But there is another feature of the New Moon. It is a monthly Day of Atonement. The New Moon is often referred to as mini-Yom Kipur because the sacrifices on that day included the goat of atonement so central to Yom Kipur (Numbers 28:15). Although there has never been any suggestion of fasting then. And this was reiterated by the Talmud (Shevuot 2b) by R. Meir and R. Shimon.
In our daily prayer books, the text of the Additional Amidah prayer reads:
“You have given New Moons to your people as times of atonement for all generations… God of our fathers, renew this coming month as a good and blessed one, a month of joy and delight, of freedom and comfort, and sustenance, of life and peace, and for a pardon of our sins and forgiveness of iniquity.”

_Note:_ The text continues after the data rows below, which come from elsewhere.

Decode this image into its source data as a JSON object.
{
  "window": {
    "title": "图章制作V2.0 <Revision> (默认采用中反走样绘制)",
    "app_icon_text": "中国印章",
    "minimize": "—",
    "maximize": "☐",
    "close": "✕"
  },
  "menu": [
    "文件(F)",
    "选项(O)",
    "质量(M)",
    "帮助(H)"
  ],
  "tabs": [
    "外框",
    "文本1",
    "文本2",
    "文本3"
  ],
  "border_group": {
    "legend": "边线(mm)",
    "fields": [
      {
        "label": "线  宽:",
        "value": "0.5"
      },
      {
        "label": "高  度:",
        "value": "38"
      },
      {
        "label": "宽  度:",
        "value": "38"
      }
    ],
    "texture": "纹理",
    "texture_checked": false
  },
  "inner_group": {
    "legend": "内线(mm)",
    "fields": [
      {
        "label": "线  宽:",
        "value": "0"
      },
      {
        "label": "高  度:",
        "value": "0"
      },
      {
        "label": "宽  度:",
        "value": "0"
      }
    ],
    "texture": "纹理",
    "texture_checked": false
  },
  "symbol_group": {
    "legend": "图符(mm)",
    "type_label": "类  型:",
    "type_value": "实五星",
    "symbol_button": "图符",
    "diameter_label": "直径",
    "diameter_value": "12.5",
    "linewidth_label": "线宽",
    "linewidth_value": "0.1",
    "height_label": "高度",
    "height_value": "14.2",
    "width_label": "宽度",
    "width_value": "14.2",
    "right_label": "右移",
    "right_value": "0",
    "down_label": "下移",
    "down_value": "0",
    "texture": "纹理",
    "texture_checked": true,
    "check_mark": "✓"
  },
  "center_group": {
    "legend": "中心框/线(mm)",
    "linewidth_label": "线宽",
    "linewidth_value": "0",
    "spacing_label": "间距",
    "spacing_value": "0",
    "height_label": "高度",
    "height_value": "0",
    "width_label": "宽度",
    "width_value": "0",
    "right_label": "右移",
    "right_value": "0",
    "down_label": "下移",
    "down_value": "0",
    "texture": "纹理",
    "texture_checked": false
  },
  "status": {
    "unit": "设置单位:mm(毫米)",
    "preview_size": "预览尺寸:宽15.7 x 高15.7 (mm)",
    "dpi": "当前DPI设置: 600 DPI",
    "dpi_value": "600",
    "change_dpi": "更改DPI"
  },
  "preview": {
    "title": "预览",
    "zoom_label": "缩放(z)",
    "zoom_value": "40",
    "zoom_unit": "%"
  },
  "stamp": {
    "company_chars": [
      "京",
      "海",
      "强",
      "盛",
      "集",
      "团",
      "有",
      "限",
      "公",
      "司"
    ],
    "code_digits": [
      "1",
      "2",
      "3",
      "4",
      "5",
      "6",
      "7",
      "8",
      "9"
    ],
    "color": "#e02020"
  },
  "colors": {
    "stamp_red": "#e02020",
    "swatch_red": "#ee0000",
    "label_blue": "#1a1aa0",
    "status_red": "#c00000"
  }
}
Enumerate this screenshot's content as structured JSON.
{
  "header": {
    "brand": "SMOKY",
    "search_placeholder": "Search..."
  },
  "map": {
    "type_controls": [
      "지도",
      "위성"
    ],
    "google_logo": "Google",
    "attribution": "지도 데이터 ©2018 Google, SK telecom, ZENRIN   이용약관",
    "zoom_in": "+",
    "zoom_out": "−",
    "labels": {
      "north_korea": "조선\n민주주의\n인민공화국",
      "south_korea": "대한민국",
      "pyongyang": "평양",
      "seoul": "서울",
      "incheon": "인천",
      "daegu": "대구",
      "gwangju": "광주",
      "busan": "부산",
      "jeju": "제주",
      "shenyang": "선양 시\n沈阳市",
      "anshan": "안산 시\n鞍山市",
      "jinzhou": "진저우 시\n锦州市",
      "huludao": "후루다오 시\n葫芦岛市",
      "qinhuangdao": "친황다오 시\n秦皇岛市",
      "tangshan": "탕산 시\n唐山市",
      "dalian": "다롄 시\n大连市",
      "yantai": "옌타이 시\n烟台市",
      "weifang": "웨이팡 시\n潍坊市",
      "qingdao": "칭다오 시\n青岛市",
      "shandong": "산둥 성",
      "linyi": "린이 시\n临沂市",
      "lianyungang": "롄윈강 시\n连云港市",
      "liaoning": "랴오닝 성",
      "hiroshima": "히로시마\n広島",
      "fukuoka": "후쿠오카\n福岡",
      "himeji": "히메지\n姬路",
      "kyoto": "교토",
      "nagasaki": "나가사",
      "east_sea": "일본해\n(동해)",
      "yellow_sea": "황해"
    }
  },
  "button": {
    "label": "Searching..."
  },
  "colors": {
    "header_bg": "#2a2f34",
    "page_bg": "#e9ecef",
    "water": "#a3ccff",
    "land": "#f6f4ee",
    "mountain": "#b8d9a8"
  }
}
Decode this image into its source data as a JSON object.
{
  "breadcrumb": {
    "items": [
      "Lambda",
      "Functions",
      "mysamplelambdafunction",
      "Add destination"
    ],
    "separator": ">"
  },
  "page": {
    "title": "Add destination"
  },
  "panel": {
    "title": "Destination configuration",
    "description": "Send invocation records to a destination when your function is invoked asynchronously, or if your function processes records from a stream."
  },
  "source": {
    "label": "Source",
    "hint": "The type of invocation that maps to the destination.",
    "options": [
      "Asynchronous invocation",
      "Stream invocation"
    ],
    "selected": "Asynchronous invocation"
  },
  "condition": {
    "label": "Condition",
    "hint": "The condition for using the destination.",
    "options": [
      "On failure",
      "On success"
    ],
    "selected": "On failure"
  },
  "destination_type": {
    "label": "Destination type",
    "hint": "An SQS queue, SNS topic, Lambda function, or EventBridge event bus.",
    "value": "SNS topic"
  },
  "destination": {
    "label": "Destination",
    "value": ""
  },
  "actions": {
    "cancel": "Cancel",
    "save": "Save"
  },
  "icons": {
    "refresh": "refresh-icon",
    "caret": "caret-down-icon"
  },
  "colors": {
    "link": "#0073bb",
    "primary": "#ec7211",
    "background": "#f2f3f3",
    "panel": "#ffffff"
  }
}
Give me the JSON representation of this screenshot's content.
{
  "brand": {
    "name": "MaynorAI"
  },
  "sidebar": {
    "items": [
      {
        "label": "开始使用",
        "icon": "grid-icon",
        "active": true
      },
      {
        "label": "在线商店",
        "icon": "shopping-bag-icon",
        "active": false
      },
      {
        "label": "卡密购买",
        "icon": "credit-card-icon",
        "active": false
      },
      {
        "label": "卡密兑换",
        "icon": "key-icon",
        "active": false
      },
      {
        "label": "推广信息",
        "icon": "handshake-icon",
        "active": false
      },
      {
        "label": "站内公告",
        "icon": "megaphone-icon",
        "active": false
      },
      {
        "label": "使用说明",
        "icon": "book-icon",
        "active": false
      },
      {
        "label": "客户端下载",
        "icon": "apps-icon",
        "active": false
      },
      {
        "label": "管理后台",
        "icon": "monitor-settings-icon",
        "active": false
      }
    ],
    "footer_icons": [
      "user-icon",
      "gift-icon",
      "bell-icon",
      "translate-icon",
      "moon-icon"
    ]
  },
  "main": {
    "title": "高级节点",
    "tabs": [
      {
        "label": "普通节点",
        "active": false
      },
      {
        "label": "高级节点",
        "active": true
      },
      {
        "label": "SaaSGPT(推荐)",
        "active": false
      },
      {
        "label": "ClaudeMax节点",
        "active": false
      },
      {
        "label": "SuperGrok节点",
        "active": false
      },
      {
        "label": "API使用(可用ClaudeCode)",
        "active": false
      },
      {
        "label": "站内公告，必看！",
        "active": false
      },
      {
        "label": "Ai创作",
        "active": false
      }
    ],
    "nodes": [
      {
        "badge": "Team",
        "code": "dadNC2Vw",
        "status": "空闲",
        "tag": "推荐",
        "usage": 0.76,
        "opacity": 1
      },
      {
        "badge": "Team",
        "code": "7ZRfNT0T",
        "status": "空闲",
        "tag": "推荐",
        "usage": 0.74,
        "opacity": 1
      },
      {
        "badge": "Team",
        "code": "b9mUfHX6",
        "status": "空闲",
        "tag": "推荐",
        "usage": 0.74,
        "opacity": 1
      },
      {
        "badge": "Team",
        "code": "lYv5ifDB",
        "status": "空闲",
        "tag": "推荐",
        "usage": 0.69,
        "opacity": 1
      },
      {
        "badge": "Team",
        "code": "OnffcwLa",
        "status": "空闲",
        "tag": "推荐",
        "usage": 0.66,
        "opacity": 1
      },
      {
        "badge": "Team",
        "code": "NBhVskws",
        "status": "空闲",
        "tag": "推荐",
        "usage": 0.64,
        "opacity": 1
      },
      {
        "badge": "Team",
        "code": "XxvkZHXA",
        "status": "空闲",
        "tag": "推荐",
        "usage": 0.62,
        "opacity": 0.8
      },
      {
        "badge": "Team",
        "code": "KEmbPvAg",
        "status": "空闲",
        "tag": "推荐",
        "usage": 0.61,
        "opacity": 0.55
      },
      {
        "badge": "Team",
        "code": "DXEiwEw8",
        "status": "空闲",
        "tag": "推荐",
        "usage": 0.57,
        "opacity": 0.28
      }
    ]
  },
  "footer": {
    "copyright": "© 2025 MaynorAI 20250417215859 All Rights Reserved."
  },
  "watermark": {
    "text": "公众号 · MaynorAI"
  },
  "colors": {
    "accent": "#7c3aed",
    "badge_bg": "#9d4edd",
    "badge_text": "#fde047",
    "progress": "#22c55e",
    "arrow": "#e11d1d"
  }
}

Nowadays, it seems to slip by without much more than half an hour longer at the morning service when Hallel and Musaf are recited. But wait, as the adverts say, there’s another, totally different dimension to the New Moon. It is Women’s Day! (If one is allowed to use that word nowadays).
According to the Jerusalem Talmud (Pesachim 4:1) women were not to work on the New Moon. The great Medieval rabbi Rashi commenting on the Babylonian Talmud (Megillah 22b) says that it is the universal custom in his day for women not to work on the New Moon.
The Midrash says that women were given the New Moon off from work because they did not willingly give their golden ornaments to make the Golden Calf. But others suggested it was a way of rewarding women for their constant work. Something not even considered elsewhere until modern times!
But now that things have changed it has become fashionable to celebrate aspects of spirituality more relevant to them, to focus on the female aspect of God so central in The Zohar and throughout the world of Kabbalah which is much more female-friendly. So that there is some progress and creativity surrounding the New Moon.
And yet it seems strange to me that nowadays most of us do not acknowledge each New Moon as a mini-Day of Atonement. It is not as though we have to fast. But perhaps that’s the reason. We only take things seriously if they come clothed either in joy or suffering, but not when normal life goes on. Yet given our tendency in religious Judaism to add things, to become stricter, why are we not taking the New Moon more seriously?
This is about the only case I can think of where a holy day that once was taken very seriously, is no longer. Could this be a precedent for leniency in other areas too? Reducing obligations instead of adding them on?
I wish it were so, but somehow, I doubt it.
P.S. I will be taking a break for two weeks. Back in September.
Jeremy Rosen was born in Manchester, England, the eldest son of Rabbi Kopul Rosen and Bella Rosen. Rosen's thinking was strongly influenced by his father, who rejected fundamentalist and obscurantist approaches in favour of being open to the best the secular world has to offer while remaining committed to religious life. He was first educated at Carmel College, the school his father had founded based on this philosophical orientation. At his father's direction, Rosen also studied at Be'er Yaakov Yeshiva in Israel (1957–1958 and 1960). He then went on to Merkaz Harav Kook (1961), and Mir Yeshiva (1965–1968) in Jerusalem, where he received semicha from Rabbi Chaim Leib Shmuelevitz in addition to Rabbi Dovid Povarsky of Ponevezh and Rabbi Moshe Shmuel Shapiro of Yeshivat Be'er Ya'akov. In between Rosen attended Cambridge University (1962–1965), graduating with a degree in Moral Sciences.